Dataset rows for apps and sites:
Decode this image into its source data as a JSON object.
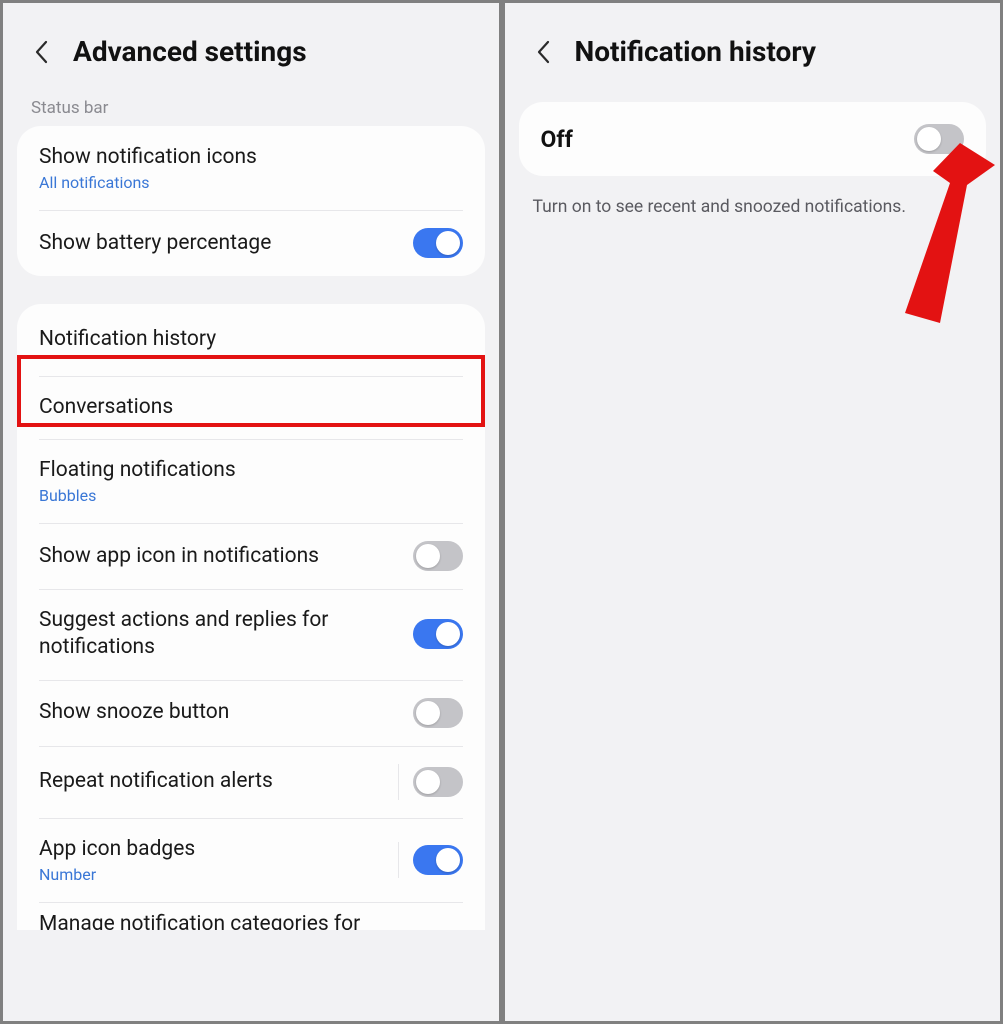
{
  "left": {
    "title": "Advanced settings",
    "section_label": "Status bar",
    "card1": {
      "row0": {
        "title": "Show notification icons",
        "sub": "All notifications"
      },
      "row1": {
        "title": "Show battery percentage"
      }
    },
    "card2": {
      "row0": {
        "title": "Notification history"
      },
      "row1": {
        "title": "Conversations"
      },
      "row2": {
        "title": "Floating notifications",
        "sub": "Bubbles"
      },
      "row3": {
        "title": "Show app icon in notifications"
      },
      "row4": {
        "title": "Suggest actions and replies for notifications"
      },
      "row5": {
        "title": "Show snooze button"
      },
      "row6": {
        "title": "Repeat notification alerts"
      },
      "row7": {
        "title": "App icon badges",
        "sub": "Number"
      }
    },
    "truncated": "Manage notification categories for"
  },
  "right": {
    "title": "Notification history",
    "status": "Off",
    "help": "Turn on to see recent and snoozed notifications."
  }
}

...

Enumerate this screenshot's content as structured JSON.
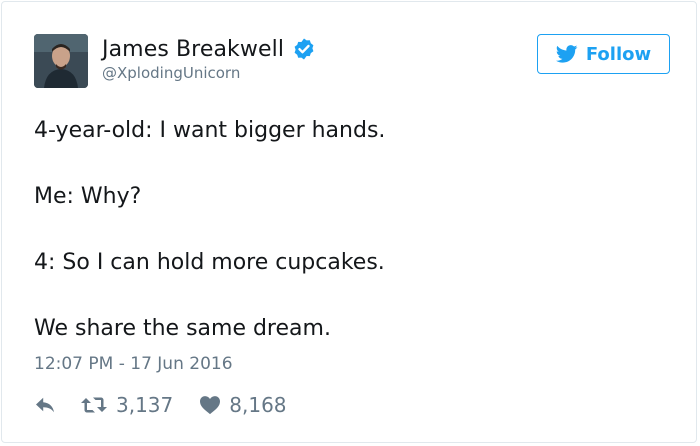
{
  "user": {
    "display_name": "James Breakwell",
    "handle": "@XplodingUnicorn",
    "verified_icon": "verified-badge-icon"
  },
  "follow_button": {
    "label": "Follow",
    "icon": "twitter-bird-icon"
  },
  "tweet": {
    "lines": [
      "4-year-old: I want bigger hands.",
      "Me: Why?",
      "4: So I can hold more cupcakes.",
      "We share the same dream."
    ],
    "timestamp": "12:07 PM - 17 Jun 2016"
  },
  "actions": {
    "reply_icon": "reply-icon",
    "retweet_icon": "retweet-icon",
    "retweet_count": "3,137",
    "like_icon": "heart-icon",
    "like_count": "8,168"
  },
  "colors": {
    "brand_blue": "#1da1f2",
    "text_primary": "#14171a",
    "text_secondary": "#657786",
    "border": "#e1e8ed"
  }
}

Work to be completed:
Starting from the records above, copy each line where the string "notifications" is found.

Solution to the exercise:
        "sub": "All notifications"
        "title": "Floating notifications",
        "title": "Show app icon in notifications"
        "title": "Suggest actions and replies for notifications"
    "help": "Turn on to see recent and snoozed notifications."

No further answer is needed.